Records for processing:
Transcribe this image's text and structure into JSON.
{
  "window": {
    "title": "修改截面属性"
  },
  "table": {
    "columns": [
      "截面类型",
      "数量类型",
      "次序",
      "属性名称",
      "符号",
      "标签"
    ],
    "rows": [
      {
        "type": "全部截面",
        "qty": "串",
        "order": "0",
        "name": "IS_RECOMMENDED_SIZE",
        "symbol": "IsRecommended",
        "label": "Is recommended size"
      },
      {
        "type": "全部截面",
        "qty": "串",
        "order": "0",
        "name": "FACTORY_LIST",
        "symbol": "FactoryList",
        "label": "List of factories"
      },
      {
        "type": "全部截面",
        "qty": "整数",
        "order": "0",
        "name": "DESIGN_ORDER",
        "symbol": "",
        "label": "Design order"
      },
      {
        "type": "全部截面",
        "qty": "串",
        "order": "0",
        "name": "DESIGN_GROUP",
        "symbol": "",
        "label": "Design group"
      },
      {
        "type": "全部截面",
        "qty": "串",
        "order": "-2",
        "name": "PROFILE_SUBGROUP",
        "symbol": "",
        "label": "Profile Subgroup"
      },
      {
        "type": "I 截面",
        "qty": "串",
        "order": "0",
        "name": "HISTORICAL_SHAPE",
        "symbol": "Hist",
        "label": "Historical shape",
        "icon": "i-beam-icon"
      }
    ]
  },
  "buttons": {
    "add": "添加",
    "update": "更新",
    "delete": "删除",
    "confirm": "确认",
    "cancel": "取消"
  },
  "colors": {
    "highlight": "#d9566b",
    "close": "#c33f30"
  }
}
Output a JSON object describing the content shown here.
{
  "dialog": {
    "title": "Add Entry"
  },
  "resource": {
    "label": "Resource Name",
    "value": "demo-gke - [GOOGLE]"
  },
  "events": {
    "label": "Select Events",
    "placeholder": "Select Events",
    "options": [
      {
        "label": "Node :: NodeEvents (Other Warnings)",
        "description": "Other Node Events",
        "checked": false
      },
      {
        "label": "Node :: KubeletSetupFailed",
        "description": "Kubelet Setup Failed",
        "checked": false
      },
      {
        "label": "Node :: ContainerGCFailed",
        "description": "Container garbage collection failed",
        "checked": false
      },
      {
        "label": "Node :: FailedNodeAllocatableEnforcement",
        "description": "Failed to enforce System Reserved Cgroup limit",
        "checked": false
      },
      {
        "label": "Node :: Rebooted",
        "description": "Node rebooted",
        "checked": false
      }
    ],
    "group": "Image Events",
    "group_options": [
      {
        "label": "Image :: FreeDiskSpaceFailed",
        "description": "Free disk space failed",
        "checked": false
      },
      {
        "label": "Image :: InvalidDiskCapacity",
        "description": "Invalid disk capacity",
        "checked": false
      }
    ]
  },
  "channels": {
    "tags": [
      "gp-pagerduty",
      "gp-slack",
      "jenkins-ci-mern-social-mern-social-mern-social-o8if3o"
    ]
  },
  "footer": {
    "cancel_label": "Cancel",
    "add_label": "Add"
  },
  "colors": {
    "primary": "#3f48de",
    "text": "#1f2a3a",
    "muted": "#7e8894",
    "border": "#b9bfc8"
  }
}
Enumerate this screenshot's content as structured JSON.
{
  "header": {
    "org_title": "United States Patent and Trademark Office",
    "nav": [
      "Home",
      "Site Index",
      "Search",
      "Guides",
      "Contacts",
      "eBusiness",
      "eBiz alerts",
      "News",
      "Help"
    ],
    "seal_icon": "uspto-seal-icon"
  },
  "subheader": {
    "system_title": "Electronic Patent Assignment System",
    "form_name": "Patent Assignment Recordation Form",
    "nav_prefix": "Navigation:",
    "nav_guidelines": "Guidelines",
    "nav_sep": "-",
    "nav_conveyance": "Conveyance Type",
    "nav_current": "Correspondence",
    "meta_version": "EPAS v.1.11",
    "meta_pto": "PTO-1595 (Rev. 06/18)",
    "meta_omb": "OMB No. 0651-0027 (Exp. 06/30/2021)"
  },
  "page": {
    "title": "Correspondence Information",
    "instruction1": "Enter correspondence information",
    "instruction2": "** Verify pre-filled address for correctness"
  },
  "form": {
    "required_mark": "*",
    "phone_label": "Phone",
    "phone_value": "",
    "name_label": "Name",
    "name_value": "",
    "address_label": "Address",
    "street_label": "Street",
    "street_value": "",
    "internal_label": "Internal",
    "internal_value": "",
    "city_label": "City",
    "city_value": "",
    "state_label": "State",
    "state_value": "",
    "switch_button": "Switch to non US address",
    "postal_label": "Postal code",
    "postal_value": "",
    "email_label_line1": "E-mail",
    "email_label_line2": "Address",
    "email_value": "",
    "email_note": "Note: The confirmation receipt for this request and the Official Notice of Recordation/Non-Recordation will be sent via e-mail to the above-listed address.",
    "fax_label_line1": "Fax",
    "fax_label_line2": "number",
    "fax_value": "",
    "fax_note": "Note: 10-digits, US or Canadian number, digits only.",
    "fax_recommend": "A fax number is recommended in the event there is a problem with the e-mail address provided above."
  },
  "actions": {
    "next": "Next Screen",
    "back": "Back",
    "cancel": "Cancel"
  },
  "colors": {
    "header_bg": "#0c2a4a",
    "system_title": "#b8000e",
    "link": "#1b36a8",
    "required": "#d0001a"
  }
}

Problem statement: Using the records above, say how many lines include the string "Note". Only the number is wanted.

Reply: 2